> **TASK DIRECTIONS**:
Could you return every record below word for word, leaving out the pictures?

> **EXERCISE INPUTS**:
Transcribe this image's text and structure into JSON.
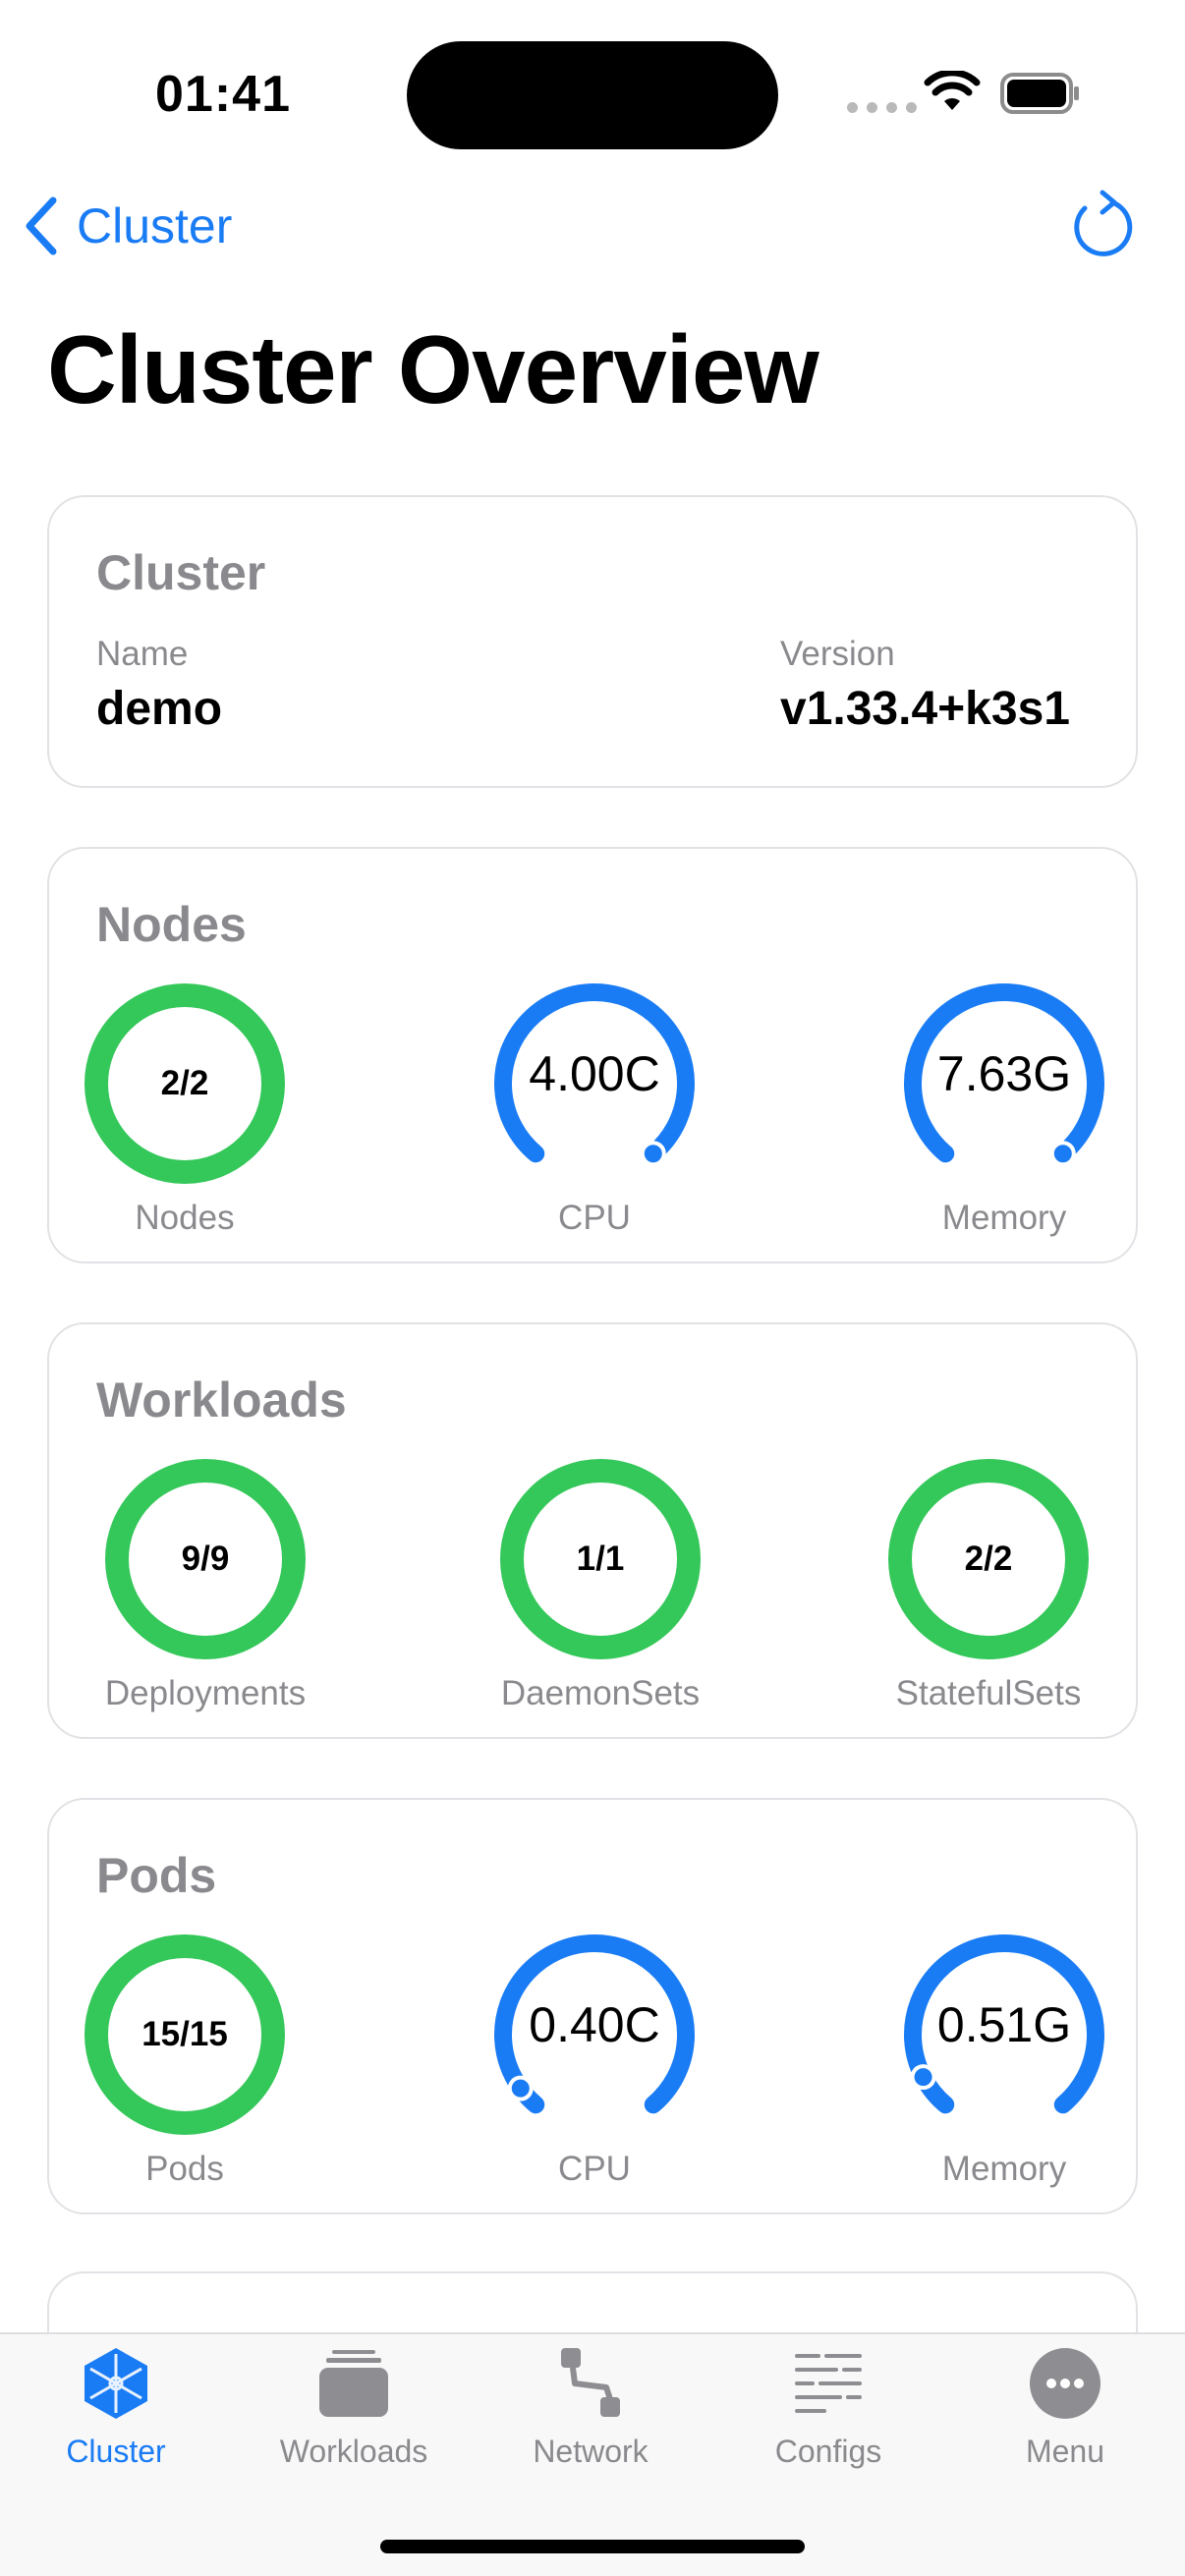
{
  "status_bar": {
    "time": "01:41"
  },
  "nav": {
    "back_label": "Cluster",
    "page_title": "Cluster Overview"
  },
  "colors": {
    "accent": "#1a7cf5",
    "success": "#34c759",
    "track": "#e6e6ea"
  },
  "cluster_card": {
    "title": "Cluster",
    "name_label": "Name",
    "name_value": "demo",
    "version_label": "Version",
    "version_value": "v1.33.4+k3s1"
  },
  "nodes_card": {
    "title": "Nodes",
    "gauges": [
      {
        "value": "2/2",
        "label": "Nodes",
        "kind": "ring",
        "fraction": 1.0
      },
      {
        "value": "4.00C",
        "label": "CPU",
        "kind": "arc",
        "fraction": 1.0
      },
      {
        "value": "7.63G",
        "label": "Memory",
        "kind": "arc",
        "fraction": 1.0
      }
    ]
  },
  "workloads_card": {
    "title": "Workloads",
    "gauges": [
      {
        "value": "9/9",
        "label": "Deployments",
        "kind": "ring",
        "fraction": 1.0
      },
      {
        "value": "1/1",
        "label": "DaemonSets",
        "kind": "ring",
        "fraction": 1.0
      },
      {
        "value": "2/2",
        "label": "StatefulSets",
        "kind": "ring",
        "fraction": 1.0
      }
    ]
  },
  "pods_card": {
    "title": "Pods",
    "gauges": [
      {
        "value": "15/15",
        "label": "Pods",
        "kind": "ring",
        "fraction": 1.0
      },
      {
        "value": "0.40C",
        "label": "CPU",
        "kind": "arc",
        "fraction": 0.05
      },
      {
        "value": "0.51G",
        "label": "Memory",
        "kind": "arc",
        "fraction": 0.08
      }
    ]
  },
  "tabbar": {
    "items": [
      {
        "label": "Cluster",
        "icon": "cube-icon",
        "active": true
      },
      {
        "label": "Workloads",
        "icon": "stack-icon",
        "active": false
      },
      {
        "label": "Network",
        "icon": "network-icon",
        "active": false
      },
      {
        "label": "Configs",
        "icon": "configs-icon",
        "active": false
      },
      {
        "label": "Menu",
        "icon": "ellipsis-circle-icon",
        "active": false
      }
    ]
  }
}
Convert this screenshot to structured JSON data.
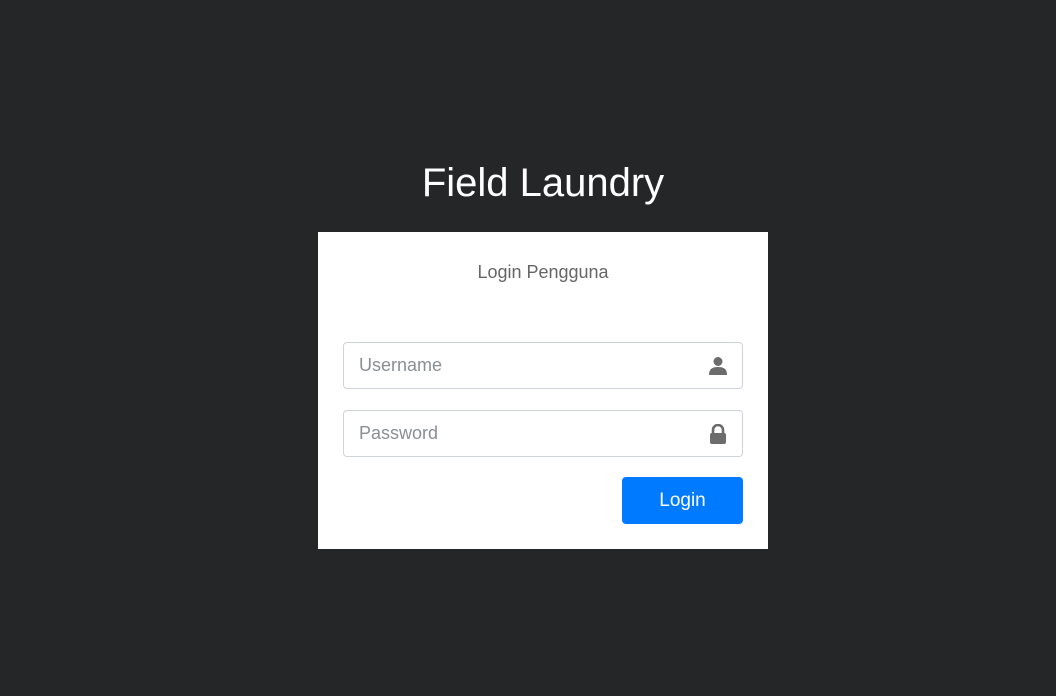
{
  "brand": {
    "title": "Field Laundry"
  },
  "login_card": {
    "title": "Login Pengguna",
    "username": {
      "placeholder": "Username",
      "value": "",
      "icon": "user-icon"
    },
    "password": {
      "placeholder": "Password",
      "value": "",
      "icon": "lock-icon"
    },
    "submit_label": "Login"
  },
  "colors": {
    "background": "#252628",
    "card": "#ffffff",
    "primary": "#007bff",
    "icon": "#6c6c6c"
  }
}
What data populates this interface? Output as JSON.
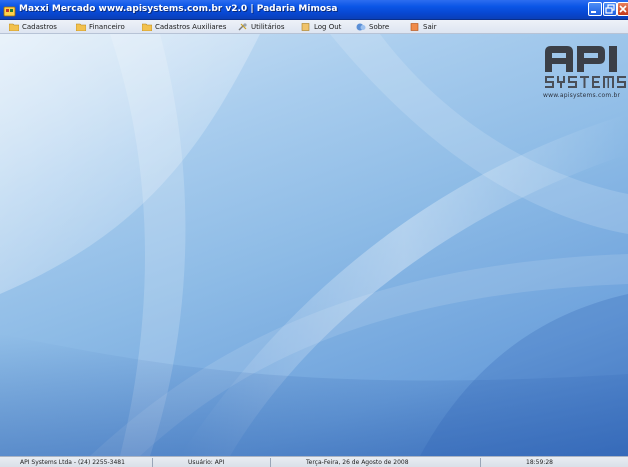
{
  "window": {
    "title": "Maxxi Mercado www.apisystems.com.br v2.0 | Padaria Mimosa"
  },
  "menu": {
    "items": [
      {
        "label": "Cadastros",
        "icon": "folder-icon"
      },
      {
        "label": "Financeiro",
        "icon": "folder-icon"
      },
      {
        "label": "Cadastros Auxiliares",
        "icon": "folder-icon"
      },
      {
        "label": "Utilitários",
        "icon": "tools-icon"
      },
      {
        "label": "Log Out",
        "icon": "logout-icon"
      },
      {
        "label": "Sobre",
        "icon": "info-icon"
      },
      {
        "label": "Sair",
        "icon": "exit-icon"
      }
    ]
  },
  "logo": {
    "text": "API SYSTEMS",
    "url": "www.apisystems.com.br"
  },
  "status": {
    "company": "API Systems Ltda - (24) 2255-3481",
    "user": "Usuário: API",
    "date": "Terça-Feira, 26 de Agosto de 2008",
    "time": "18:59:28"
  },
  "colors": {
    "titlebar": "#0a55e6",
    "desktop_light": "#cfe3f5",
    "desktop_dark": "#4a7fc9"
  }
}
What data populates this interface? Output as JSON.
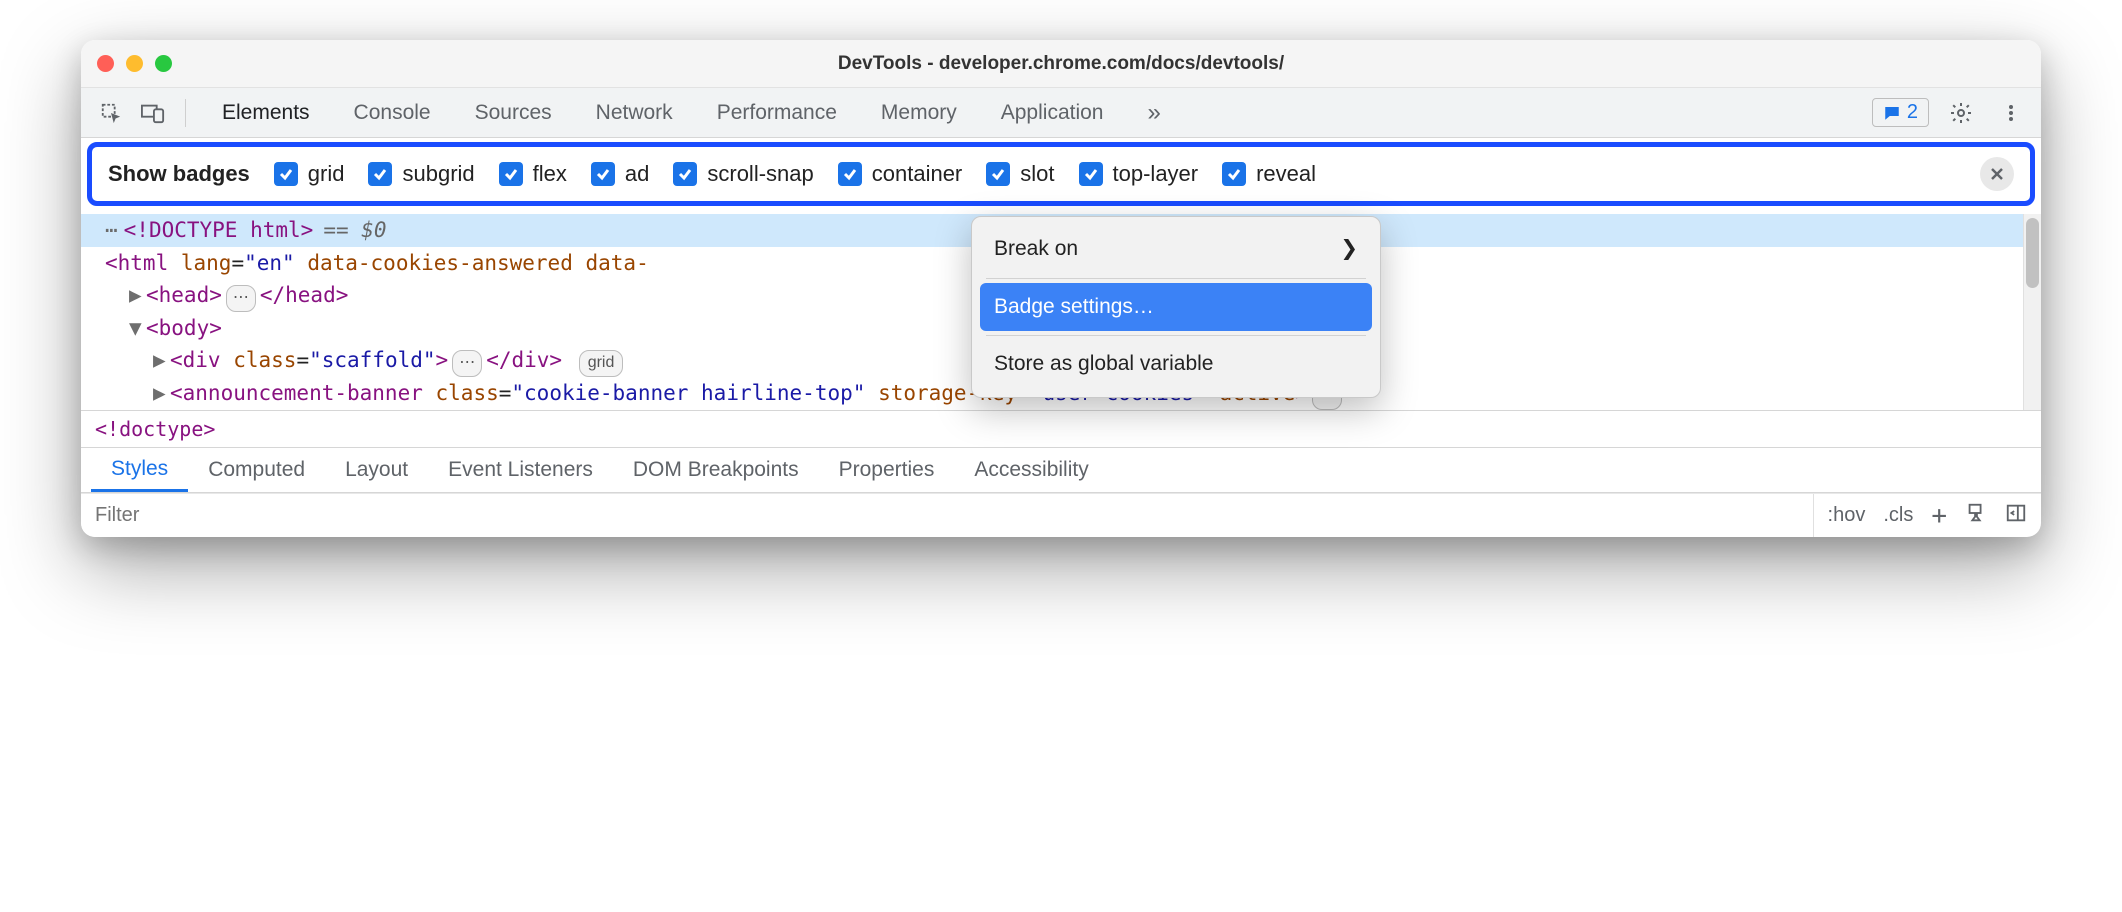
{
  "window": {
    "title": "DevTools - developer.chrome.com/docs/devtools/"
  },
  "toolbar": {
    "tabs": [
      "Elements",
      "Console",
      "Sources",
      "Network",
      "Performance",
      "Memory",
      "Application"
    ],
    "active_tab": "Elements",
    "overflow_symbol": "»",
    "issues_count": "2"
  },
  "badges_bar": {
    "label": "Show badges",
    "items": [
      "grid",
      "subgrid",
      "flex",
      "ad",
      "scroll-snap",
      "container",
      "slot",
      "top-layer",
      "reveal"
    ]
  },
  "dom": {
    "line1_text": "<!DOCTYPE html>",
    "line1_suffix": "== $0",
    "line2_prefix": "<html ",
    "line2_attr1_name": "lang",
    "line2_attr1_val": "\"en\"",
    "line2_attr2_name": "data-cookies-answered",
    "line2_attr3_name": "data-",
    "line3_open": "<head>",
    "line3_close": "</head>",
    "line4": "<body>",
    "line5_open": "<div ",
    "line5_attr_name": "class",
    "line5_attr_val": "\"scaffold\"",
    "line5_close_tag": "</div>",
    "line5_grid_badge": "grid",
    "line6_open": "<announcement-banner ",
    "line6_attr1_name": "class",
    "line6_attr1_val": "\"cookie-banner hairline-top\"",
    "line6_attr2_name": "storage-key",
    "line6_attr2_val": "\"user-cookies\"",
    "line6_attr3_name": "active",
    "ellipsis": "⋯"
  },
  "breadcrumb": {
    "text": "<!doctype>"
  },
  "styles_tabs": [
    "Styles",
    "Computed",
    "Layout",
    "Event Listeners",
    "DOM Breakpoints",
    "Properties",
    "Accessibility"
  ],
  "styles_active": "Styles",
  "filter": {
    "placeholder": "Filter",
    "hov": ":hov",
    "cls": ".cls"
  },
  "context_menu": {
    "items": [
      {
        "label": "Break on",
        "submenu": true,
        "highlight": false
      },
      {
        "label": "Badge settings…",
        "submenu": false,
        "highlight": true
      },
      {
        "label": "Store as global variable",
        "submenu": false,
        "highlight": false
      }
    ]
  }
}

> **RESPONSE TO THIS EXERCISE**:
Transcribe this image's text and structure into JSON.
{
  "status_bar": {
    "time": "01:41"
  },
  "nav": {
    "back_label": "Cluster",
    "page_title": "Cluster Overview"
  },
  "colors": {
    "accent": "#1a7cf5",
    "success": "#34c759",
    "track": "#e6e6ea"
  },
  "cluster_card": {
    "title": "Cluster",
    "name_label": "Name",
    "name_value": "demo",
    "version_label": "Version",
    "version_value": "v1.33.4+k3s1"
  },
  "nodes_card": {
    "title": "Nodes",
    "gauges": [
      {
        "value": "2/2",
        "label": "Nodes",
        "kind": "ring",
        "fraction": 1.0
      },
      {
        "value": "4.00C",
        "label": "CPU",
        "kind": "arc",
        "fraction": 1.0
      },
      {
        "value": "7.63G",
        "label": "Memory",
        "kind": "arc",
        "fraction": 1.0
      }
    ]
  },
  "workloads_card": {
    "title": "Workloads",
    "gauges": [
      {
        "value": "9/9",
        "label": "Deployments",
        "kind": "ring",
        "fraction": 1.0
      },
      {
        "value": "1/1",
        "label": "DaemonSets",
        "kind": "ring",
        "fraction": 1.0
      },
      {
        "value": "2/2",
        "label": "StatefulSets",
        "kind": "ring",
        "fraction": 1.0
      }
    ]
  },
  "pods_card": {
    "title": "Pods",
    "gauges": [
      {
        "value": "15/15",
        "label": "Pods",
        "kind": "ring",
        "fraction": 1.0
      },
      {
        "value": "0.40C",
        "label": "CPU",
        "kind": "arc",
        "fraction": 0.05
      },
      {
        "value": "0.51G",
        "label": "Memory",
        "kind": "arc",
        "fraction": 0.08
      }
    ]
  },
  "tabbar": {
    "items": [
      {
        "label": "Cluster",
        "icon": "cube-icon",
        "active": true
      },
      {
        "label": "Workloads",
        "icon": "stack-icon",
        "active": false
      },
      {
        "label": "Network",
        "icon": "network-icon",
        "active": false
      },
      {
        "label": "Configs",
        "icon": "configs-icon",
        "active": false
      },
      {
        "label": "Menu",
        "icon": "ellipsis-circle-icon",
        "active": false
      }
    ]
  }
}
Convert this screenshot to structured JSON data.
{
  "brand": {
    "title": "Field Laundry"
  },
  "login_card": {
    "title": "Login Pengguna",
    "username": {
      "placeholder": "Username",
      "value": "",
      "icon": "user-icon"
    },
    "password": {
      "placeholder": "Password",
      "value": "",
      "icon": "lock-icon"
    },
    "submit_label": "Login"
  },
  "colors": {
    "background": "#252628",
    "card": "#ffffff",
    "primary": "#007bff",
    "icon": "#6c6c6c"
  }
}
What data populates this interface? Output as JSON.
{
  "window": {
    "title": "Maxxi Mercado www.apisystems.com.br v2.0 | Padaria Mimosa"
  },
  "menu": {
    "items": [
      {
        "label": "Cadastros",
        "icon": "folder-icon"
      },
      {
        "label": "Financeiro",
        "icon": "folder-icon"
      },
      {
        "label": "Cadastros Auxiliares",
        "icon": "folder-icon"
      },
      {
        "label": "Utilitários",
        "icon": "tools-icon"
      },
      {
        "label": "Log Out",
        "icon": "logout-icon"
      },
      {
        "label": "Sobre",
        "icon": "info-icon"
      },
      {
        "label": "Sair",
        "icon": "exit-icon"
      }
    ]
  },
  "logo": {
    "text": "API SYSTEMS",
    "url": "www.apisystems.com.br"
  },
  "status": {
    "company": "API Systems Ltda - (24) 2255-3481",
    "user": "Usuário: API",
    "date": "Terça-Feira, 26 de Agosto de 2008",
    "time": "18:59:28"
  },
  "colors": {
    "titlebar": "#0a55e6",
    "desktop_light": "#cfe3f5",
    "desktop_dark": "#4a7fc9"
  }
}
What data populates this interface? Output as JSON.
{
  "window": {
    "title": "DevTools - developer.chrome.com/docs/devtools/"
  },
  "toolbar": {
    "tabs": [
      "Elements",
      "Console",
      "Sources",
      "Network",
      "Performance",
      "Memory",
      "Application"
    ],
    "active_tab": "Elements",
    "overflow_symbol": "»",
    "issues_count": "2"
  },
  "badges_bar": {
    "label": "Show badges",
    "items": [
      "grid",
      "subgrid",
      "flex",
      "ad",
      "scroll-snap",
      "container",
      "slot",
      "top-layer",
      "reveal"
    ]
  },
  "dom": {
    "line1_text": "<!DOCTYPE html>",
    "line1_suffix": "== $0",
    "line2_prefix": "<html ",
    "line2_attr1_name": "lang",
    "line2_attr1_val": "\"en\"",
    "line2_attr2_name": "data-cookies-answered",
    "line2_attr3_name": "data-",
    "line3_open": "<head>",
    "line3_close": "</head>",
    "line4": "<body>",
    "line5_open": "<div ",
    "line5_attr_name": "class",
    "line5_attr_val": "\"scaffold\"",
    "line5_close_tag": "</div>",
    "line5_grid_badge": "grid",
    "line6_open": "<announcement-banner ",
    "line6_attr1_name": "class",
    "line6_attr1_val": "\"cookie-banner hairline-top\"",
    "line6_attr2_name": "storage-key",
    "line6_attr2_val": "\"user-cookies\"",
    "line6_attr3_name": "active",
    "ellipsis": "⋯"
  },
  "breadcrumb": {
    "text": "<!doctype>"
  },
  "styles_tabs": [
    "Styles",
    "Computed",
    "Layout",
    "Event Listeners",
    "DOM Breakpoints",
    "Properties",
    "Accessibility"
  ],
  "styles_active": "Styles",
  "filter": {
    "placeholder": "Filter",
    "hov": ":hov",
    "cls": ".cls"
  },
  "context_menu": {
    "items": [
      {
        "label": "Break on",
        "submenu": true,
        "highlight": false
      },
      {
        "label": "Badge settings…",
        "submenu": false,
        "highlight": true
      },
      {
        "label": "Store as global variable",
        "submenu": false,
        "highlight": false
      }
    ]
  }
}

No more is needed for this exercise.